**Aim of the exercise:**
Copy, from the data below, each line that has the word "UserHeader".
** Task material follows **
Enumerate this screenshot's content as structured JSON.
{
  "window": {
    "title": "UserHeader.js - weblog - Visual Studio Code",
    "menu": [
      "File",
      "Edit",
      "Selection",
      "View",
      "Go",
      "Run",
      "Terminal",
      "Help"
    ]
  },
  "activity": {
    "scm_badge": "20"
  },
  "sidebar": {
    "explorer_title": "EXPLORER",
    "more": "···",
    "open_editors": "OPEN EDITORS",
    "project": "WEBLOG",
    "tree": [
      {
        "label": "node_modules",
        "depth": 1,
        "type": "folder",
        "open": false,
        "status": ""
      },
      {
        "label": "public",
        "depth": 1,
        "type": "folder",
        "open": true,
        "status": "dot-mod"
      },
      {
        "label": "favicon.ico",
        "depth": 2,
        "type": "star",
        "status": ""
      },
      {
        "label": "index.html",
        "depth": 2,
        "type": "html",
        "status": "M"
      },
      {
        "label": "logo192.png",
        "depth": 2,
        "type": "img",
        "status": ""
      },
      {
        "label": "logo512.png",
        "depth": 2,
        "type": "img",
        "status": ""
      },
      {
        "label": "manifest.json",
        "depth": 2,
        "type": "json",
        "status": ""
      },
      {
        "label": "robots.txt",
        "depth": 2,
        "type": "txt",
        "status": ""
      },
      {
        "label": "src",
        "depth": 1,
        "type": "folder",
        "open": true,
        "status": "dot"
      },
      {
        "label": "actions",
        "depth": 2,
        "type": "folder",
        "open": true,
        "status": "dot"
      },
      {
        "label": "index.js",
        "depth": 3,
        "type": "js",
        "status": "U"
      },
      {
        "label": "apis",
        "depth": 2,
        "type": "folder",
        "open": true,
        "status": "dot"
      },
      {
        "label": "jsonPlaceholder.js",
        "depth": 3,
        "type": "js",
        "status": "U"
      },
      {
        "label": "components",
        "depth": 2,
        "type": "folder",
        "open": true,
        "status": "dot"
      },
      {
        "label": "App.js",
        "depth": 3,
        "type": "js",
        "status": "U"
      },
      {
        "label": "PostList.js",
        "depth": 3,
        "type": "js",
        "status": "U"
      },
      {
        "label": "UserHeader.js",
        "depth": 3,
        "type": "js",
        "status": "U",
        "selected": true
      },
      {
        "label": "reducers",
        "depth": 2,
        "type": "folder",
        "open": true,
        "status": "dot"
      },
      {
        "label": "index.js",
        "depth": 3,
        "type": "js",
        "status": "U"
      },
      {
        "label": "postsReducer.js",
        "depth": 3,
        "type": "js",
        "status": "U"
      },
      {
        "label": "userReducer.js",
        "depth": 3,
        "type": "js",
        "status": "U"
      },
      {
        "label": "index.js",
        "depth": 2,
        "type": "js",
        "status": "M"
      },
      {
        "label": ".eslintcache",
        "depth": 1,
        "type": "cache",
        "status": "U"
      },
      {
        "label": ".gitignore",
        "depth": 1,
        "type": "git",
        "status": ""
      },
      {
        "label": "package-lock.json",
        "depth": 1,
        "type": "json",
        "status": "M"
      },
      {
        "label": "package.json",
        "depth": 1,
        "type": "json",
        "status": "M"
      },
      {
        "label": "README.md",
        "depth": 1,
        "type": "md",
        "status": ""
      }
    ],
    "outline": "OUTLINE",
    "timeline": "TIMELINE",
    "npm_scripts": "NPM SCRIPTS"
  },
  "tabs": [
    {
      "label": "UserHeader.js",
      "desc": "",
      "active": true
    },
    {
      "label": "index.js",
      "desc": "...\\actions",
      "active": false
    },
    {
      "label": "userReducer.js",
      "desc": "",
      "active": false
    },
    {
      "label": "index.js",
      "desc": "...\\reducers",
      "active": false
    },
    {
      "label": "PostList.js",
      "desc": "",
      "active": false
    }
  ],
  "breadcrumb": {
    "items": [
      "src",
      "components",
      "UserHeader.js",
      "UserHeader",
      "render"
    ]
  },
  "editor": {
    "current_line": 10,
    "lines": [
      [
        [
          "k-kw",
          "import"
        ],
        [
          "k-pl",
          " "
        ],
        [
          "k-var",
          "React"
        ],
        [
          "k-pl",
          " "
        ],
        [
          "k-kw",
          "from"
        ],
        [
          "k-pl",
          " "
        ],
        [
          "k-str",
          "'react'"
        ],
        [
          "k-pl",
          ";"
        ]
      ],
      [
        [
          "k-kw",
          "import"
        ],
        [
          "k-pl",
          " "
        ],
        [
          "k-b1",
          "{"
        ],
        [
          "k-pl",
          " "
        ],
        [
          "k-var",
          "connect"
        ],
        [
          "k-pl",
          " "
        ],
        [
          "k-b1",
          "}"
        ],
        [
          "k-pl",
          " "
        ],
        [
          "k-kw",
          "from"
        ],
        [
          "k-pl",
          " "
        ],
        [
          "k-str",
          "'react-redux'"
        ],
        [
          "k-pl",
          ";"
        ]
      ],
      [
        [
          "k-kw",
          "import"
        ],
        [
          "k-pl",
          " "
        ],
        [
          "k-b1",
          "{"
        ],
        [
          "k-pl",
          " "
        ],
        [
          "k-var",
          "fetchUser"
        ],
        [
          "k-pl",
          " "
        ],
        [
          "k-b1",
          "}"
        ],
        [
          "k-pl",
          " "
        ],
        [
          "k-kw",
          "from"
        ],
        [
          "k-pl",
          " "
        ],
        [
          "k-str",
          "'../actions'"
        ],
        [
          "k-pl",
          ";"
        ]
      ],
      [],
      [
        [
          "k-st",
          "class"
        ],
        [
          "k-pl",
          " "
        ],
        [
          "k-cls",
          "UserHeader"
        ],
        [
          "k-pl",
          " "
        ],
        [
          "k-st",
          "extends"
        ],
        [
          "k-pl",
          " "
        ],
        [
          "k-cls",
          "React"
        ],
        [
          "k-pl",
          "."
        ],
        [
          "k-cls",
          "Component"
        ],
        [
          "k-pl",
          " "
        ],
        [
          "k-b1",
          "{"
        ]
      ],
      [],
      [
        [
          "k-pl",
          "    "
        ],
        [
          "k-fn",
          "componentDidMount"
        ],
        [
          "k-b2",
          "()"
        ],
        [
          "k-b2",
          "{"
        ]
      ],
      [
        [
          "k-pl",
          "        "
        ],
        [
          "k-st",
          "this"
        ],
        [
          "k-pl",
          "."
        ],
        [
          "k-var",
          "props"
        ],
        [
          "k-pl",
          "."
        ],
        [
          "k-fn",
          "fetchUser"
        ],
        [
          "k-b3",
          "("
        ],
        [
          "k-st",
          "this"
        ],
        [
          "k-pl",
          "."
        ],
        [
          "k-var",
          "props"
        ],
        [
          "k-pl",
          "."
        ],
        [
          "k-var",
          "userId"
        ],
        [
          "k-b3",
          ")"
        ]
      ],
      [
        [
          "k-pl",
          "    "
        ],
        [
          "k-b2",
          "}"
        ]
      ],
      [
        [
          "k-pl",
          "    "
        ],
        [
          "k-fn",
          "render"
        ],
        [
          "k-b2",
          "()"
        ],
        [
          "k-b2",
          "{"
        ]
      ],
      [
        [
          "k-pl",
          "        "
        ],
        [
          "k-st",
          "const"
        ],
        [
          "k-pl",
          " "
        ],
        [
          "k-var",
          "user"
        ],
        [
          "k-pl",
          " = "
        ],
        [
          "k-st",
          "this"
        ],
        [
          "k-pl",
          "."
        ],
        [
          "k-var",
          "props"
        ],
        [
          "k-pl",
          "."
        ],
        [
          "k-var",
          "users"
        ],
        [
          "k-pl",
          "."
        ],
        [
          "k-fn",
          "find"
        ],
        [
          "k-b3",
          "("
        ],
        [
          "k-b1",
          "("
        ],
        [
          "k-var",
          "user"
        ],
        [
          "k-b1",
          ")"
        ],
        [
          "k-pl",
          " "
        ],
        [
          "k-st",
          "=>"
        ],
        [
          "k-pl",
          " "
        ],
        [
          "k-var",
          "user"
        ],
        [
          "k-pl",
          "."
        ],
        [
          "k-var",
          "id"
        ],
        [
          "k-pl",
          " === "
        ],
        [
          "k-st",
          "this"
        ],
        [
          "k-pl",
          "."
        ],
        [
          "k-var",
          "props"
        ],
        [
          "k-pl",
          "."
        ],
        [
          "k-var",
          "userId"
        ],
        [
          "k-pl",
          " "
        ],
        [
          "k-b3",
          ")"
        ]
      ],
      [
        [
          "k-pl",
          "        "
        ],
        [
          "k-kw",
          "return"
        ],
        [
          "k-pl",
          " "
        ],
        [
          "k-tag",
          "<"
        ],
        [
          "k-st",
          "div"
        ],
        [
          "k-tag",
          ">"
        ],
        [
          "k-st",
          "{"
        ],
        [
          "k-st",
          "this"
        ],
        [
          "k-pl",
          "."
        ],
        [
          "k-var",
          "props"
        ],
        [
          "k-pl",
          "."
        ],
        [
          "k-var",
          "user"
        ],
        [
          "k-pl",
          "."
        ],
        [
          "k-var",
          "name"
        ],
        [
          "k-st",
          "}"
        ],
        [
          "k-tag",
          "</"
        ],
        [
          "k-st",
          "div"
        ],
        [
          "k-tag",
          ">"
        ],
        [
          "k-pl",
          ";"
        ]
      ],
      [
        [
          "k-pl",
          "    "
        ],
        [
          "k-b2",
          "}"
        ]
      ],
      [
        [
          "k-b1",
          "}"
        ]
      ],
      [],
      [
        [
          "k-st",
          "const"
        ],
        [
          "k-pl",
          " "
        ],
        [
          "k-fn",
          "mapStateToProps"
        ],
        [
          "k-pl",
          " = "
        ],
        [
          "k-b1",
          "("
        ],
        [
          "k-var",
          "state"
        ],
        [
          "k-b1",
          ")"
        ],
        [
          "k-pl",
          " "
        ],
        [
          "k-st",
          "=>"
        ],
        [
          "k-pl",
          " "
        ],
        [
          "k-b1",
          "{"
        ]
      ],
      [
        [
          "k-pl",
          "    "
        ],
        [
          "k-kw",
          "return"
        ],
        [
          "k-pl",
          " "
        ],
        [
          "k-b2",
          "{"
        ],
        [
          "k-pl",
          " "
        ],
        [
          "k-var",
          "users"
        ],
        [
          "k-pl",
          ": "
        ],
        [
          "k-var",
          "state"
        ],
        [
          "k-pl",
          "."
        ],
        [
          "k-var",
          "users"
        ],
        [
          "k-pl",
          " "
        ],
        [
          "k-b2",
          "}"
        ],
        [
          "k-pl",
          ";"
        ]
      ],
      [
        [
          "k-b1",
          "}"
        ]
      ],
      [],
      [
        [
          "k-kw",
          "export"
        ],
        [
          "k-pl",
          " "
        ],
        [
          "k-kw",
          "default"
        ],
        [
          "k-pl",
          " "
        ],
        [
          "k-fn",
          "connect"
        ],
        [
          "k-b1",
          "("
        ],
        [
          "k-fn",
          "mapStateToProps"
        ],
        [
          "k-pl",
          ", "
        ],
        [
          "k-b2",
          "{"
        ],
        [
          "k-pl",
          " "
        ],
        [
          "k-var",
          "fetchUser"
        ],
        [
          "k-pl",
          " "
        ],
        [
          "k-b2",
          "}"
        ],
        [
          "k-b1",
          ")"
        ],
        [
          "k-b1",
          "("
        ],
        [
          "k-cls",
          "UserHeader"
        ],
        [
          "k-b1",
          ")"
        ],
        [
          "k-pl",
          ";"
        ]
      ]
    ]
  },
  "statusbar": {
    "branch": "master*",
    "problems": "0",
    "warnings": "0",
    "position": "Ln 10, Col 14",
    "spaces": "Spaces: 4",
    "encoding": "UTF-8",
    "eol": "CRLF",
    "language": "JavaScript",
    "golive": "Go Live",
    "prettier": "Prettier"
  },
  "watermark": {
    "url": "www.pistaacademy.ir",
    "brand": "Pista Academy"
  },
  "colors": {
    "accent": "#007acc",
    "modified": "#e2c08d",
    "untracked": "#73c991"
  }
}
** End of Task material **
**Written reply:**
    "title": "UserHeader.js - weblog - Visual Studio Code",
        "label": "UserHeader.js",
      "label": "UserHeader.js",
      "UserHeader.js",
      "UserHeader",
          "UserHeader"
          "UserHeader"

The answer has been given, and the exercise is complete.